Is anyone else getting tired of negative headlines surrounding the Arizona Wildcats?
It would be fun to talk about Sean Miller’s recruiting class and the roster he’s put together (as well as future targets) or a football program that is gaining momentum on the recruiting trail. A discussion about the softball program landing a top transfer, a women’s basketball team very much on the rise or a baseball team that has a bright future would also be ideal.
Yet, the latest headline is about a former assistant coach suing the school for defamation. Lovely.
The path to this point has been bumpy, to say the least.
Let’s take a moment and think about what it was like to be an Arizona Wildcats fan, say, two years ago.

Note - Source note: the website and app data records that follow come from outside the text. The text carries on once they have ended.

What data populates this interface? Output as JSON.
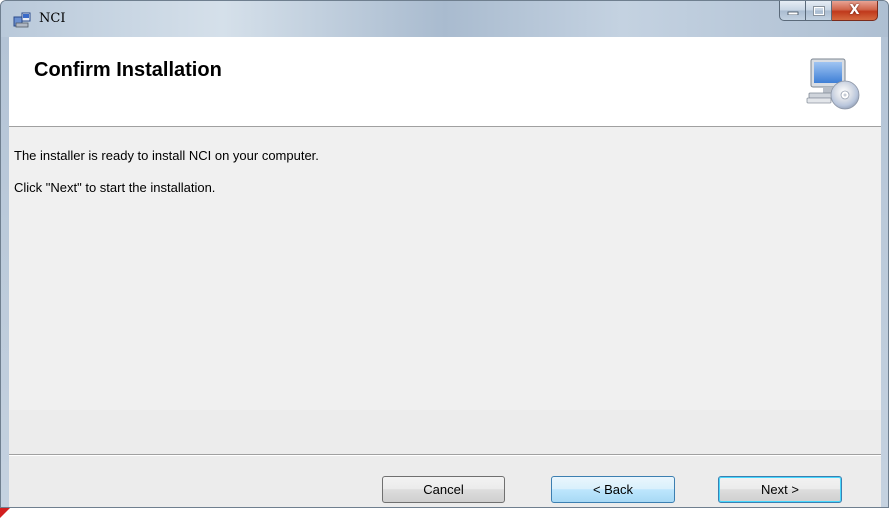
{
  "window": {
    "title": "NCI",
    "icon": "installer-icon",
    "caption_buttons": {
      "minimize_icon": "minimize-icon",
      "maximize_icon": "maximize-icon",
      "close_label": "X"
    }
  },
  "header": {
    "title": "Confirm Installation",
    "icon": "computer-cd-icon"
  },
  "body": {
    "line1": "The installer is ready to install NCI on your computer.",
    "line2": "Click \"Next\" to start the installation."
  },
  "buttons": {
    "cancel": "Cancel",
    "back": "< Back",
    "next": "Next >"
  },
  "colors": {
    "close_button": "#c0391c",
    "focus_border": "#3c7fb1"
  }
}
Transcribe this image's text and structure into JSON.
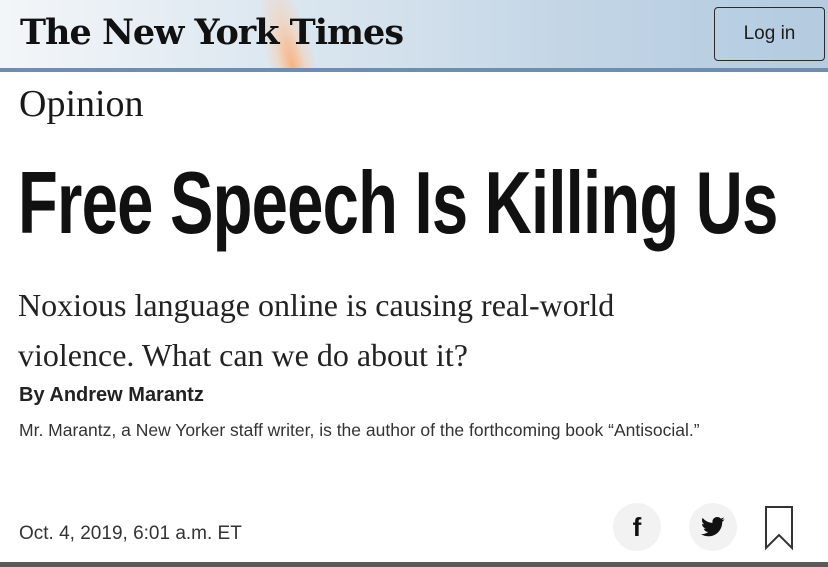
{
  "header": {
    "logo_text": "The New York Times",
    "login_label": "Log in",
    "accent_color": "#6d8db3"
  },
  "article": {
    "section": "Opinion",
    "headline": "Free Speech Is Killing Us",
    "summary": "Noxious language online is causing real-world violence. What can we do about it?",
    "byline": "By Andrew Marantz",
    "author_bio": "Mr. Marantz, a New Yorker staff writer, is the author of the forthcoming book “Antisocial.”",
    "timestamp": "Oct. 4, 2019, 6:01 a.m. ET"
  },
  "actions": {
    "facebook_icon": "f",
    "twitter_icon": "twitter-bird",
    "bookmark_icon": "bookmark-outline"
  }
}
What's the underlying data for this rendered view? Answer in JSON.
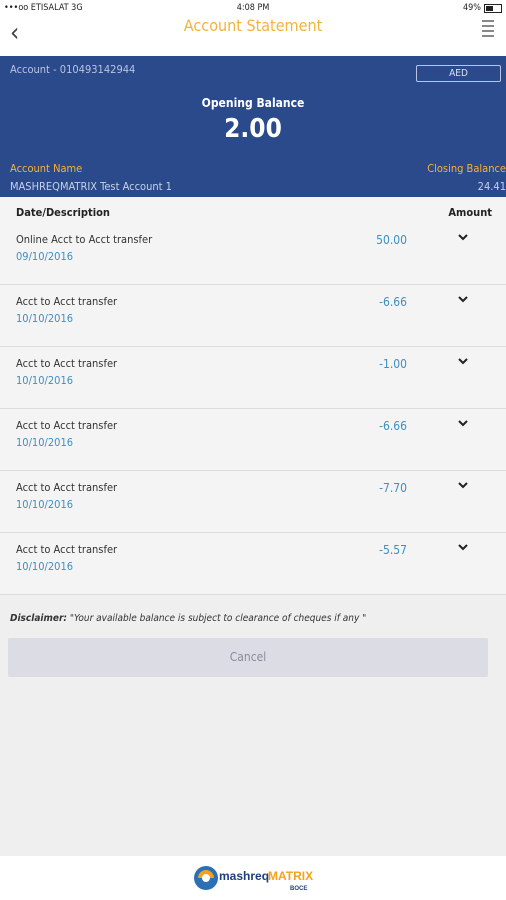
{
  "status_bar": {
    "carrier": "•••oo ETISALAT  3G",
    "time": "4:08 PM",
    "battery": "49%"
  },
  "nav": {
    "title": "Account Statement"
  },
  "account": {
    "number_label": "Account - 010493142944",
    "currency": "AED",
    "opening_balance_label": "Opening Balance",
    "opening_balance": "2.00",
    "name_label": "Account Name",
    "name": "MASHREQMATRIX Test Account 1",
    "closing_balance_label": "Closing Balance",
    "closing_balance": "24.41"
  },
  "table": {
    "col_desc": "Date/Description",
    "col_amount": "Amount",
    "rows": [
      {
        "desc": "Online Acct to Acct transfer",
        "date": "09/10/2016",
        "amount": "50.00"
      },
      {
        "desc": "Acct to Acct transfer",
        "date": "10/10/2016",
        "amount": "-6.66"
      },
      {
        "desc": "Acct to Acct transfer",
        "date": "10/10/2016",
        "amount": "-1.00"
      },
      {
        "desc": "Acct to Acct transfer",
        "date": "10/10/2016",
        "amount": "-6.66"
      },
      {
        "desc": "Acct to Acct transfer",
        "date": "10/10/2016",
        "amount": "-7.70"
      },
      {
        "desc": "Acct to Acct transfer",
        "date": "10/10/2016",
        "amount": "-5.57"
      }
    ]
  },
  "disclaimer": {
    "label": "Disclaimer:",
    "text": "\"Your available balance is subject to clearance of cheques if any \""
  },
  "cancel_label": "Cancel",
  "footer": {
    "logo_text": "mashreqMATRIX",
    "logo_sub": "BOCE"
  },
  "colors": {
    "header_bg": "#2b4a8c",
    "accent": "#f4b23a",
    "amount": "#3f8fc0"
  }
}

The basketball program was, as usual, in a great spot. Of course Miller had still yet to get the team to a Final Four and the pain from an upset loss to Xavier in the Sweet 16 was fresh, but Deandre Ayton was coming to Tucson and the program seemed destined for greatness.
Football had won all of three games, yes, but the last time we saw them they beat up on ASU without throwing a pass the entire second half. So yeah, life could have certainly been worse.
Baseball was of course solid, and the non-revenue sports were if nothing else at least pretty good.
It may not have been the best of times, but it certainly did not seem like the school was heading for the worst.
Fast forward to now and things are much different. Miller and the basketball program have been dragged through the mud, Rich Rodriguez was fired amid allegations of, well, unacceptable behavior that allegedly included the “Triangle of Secrecy.”
If only that was it. There is former track coach Craig Carter as well as other violations spread across multiple sports.
Some issues are significantly worse than others, but the point is rare has been the week where we have not heard anything bad regarding the University of Arizona athletic department. As a proud alum it’s getting to be exhausting.
It has been said that no news is good news, and it’s tough to argue that isn’t the case for Arizona. The latest story, of former basketball assistant Mark Phelps suing the school for defamation, is just another in a growing list of negative headlines surrounding the school.
When Arizona suspended Phelps with the goal of firing him, the reason Director of Athletics Dave Heeke provided was vague but essentially stemmed from a desire to have a basketball program run with integrity and in full compliance of all NCAA rules.
In other words, they were saying Phelps had done or was doing something that was not allowed. Given the microscope the program was under, even the most minor of violations should absolutely be treated as a big deal, so it was understandable that if Phelps even so much as toed the line, action needed to be taken.
Not a great headline, but understandable.
Yet, a little more than four months later the Wildcats are back in the news, and it seems Heeke and the school can’t get out of their own way.
Just read the argument from Phelps’ attorney Don M. Jackson and try to tell me Arizona is in a good place:
“In sworn testimony, Director of Athletics Heeke admitted that he had no knowledge of NCAA violations by Coach Phelps, acknowledged he had no record of written communications with NCAA staff and had engaged in no oral communications with NCAA staff regarding Coach Phelps.”
There was more, but the gist is that despite what was said publicly, the administration simply wanted to move on from the coach and used the guise of potential violations as an excuse.
Lawyers have a job to do, and Phelps’ is to defend his client and make the school look bad. But assuming he’s telling the truth, he need not work hard to accomplish his goal.
Maybe we will soon hear about the other side to the story (although the school outright saying Phelps was violating rules would not exactly be good news), but at this point all we have is this, another negative and seemingly indefensible headline against the the athletic department’s leadership.
This cannot be blamed on Greg Byrne, an AD who did many great things for the school but also seems to have left some baggage behind. If Heeke and his staff invented a reason to fire Phelps, especially one that tarnishes his reputation, that’s squarely on those who are currently in town.
None of us know how this will end, but as of now it looks like another blunder for an athletic department that can’t seem to get out of its own way.
So, where do Heeke and the school go from here? Not just with the Phelps situation, but overall?
It hasn’t all been bad, but for every good story it seems as though we get at least two bad ones. Ask a non-UA fan what they think of or know about the school, and what do you think they’ll talk about? Sadly, the Miller/recruiting scandal is probably what you’d hope for, because at least that can be refuted with facts.
Then again, does the national perception matter? As long as talent is ready to play in Tucson, perhaps it’s not a real problem if fans and media folk are increasingly negative.
Until it is.
Alas, the best (only?) way to change the perception, both locally and nationally, is to win. Unfortunately many of the issues go far beyond what happens on the court, field, track, course or diamond.
For a couple of years now the University of Arizona athletics department has had the appearance of a program out of control. It’s imperative that the right people are put in place to clean things up and get the department back on the path of not only being successful, but of being clean and compliant.
That would be good news.